The whole dinner was a rare and memorable treat. And if it was rather an indulgence to write about it I apologise, but I also hope that it illustrates again, just what a fabulous food wine champagne can be: far more fun, I think, than just as a drink on its own. Happy New Year!

Matching Wine with Fine Asian Food

Monday, December 7th, 2009

I’ve just penned my Christmas wine recommendations for The Journal. As usual, it was quite fun to do, but frankly, the choice is so huge that I often don’t know quite where to begin – or to end. Not everyone eats turkey for Christmas!

A similar challenge surrounds the pairing of wine with ‘Asian Cuisine’. Which Asian cuisine, I wonder?

This year, for the first time, a panel of Asian judges gathered in Hong Kong to make their own selections as part of the International Wine Challenge and Hong Kong International Wine Fair (European tastes and standards are not the only benchmark for wine quality) and to suggest wines that might best complement a number of Chinese culinary classics.
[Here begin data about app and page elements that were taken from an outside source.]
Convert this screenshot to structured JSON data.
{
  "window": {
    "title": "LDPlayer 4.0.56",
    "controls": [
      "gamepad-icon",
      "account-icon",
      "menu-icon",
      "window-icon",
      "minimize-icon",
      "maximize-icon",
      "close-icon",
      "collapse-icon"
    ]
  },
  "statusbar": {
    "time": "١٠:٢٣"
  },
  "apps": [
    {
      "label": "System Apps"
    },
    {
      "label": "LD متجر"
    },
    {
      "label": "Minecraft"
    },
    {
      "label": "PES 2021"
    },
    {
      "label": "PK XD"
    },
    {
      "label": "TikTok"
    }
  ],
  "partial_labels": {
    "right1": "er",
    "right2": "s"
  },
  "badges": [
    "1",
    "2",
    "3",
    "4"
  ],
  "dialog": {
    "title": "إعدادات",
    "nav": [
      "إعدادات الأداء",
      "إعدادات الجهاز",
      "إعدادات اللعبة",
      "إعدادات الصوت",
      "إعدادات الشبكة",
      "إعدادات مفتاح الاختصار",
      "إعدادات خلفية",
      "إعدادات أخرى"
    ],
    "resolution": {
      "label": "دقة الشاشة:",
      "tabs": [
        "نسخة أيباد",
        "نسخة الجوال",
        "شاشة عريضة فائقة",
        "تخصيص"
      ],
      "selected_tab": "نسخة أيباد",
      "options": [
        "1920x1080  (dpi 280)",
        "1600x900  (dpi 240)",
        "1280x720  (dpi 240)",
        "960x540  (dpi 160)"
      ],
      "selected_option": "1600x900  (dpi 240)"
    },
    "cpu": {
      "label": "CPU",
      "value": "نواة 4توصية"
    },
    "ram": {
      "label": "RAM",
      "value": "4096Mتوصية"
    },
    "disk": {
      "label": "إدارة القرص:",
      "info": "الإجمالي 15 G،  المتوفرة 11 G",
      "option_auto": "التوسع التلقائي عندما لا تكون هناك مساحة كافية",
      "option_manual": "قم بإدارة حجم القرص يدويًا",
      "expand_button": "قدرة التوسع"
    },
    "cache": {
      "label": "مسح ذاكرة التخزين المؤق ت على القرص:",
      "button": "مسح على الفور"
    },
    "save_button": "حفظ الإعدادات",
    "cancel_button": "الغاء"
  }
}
This intrigued me so much that I spoke to Keith Pun, owner of the excellent Golden Swallow Restaurant in North Shields, with an eye to the possibility to recreating this challenge – at least in part. Keith who is passionate about fine food readily agreed and we’ve come up with a date: Thursday March 18. It should be both fascinating and a lot of fun. If you’d like to be part of it, have a look at the information that’ll soon be posted on the Vine Visit website. If you can’t come; don’t worry, I write it up for The Journal soon after the event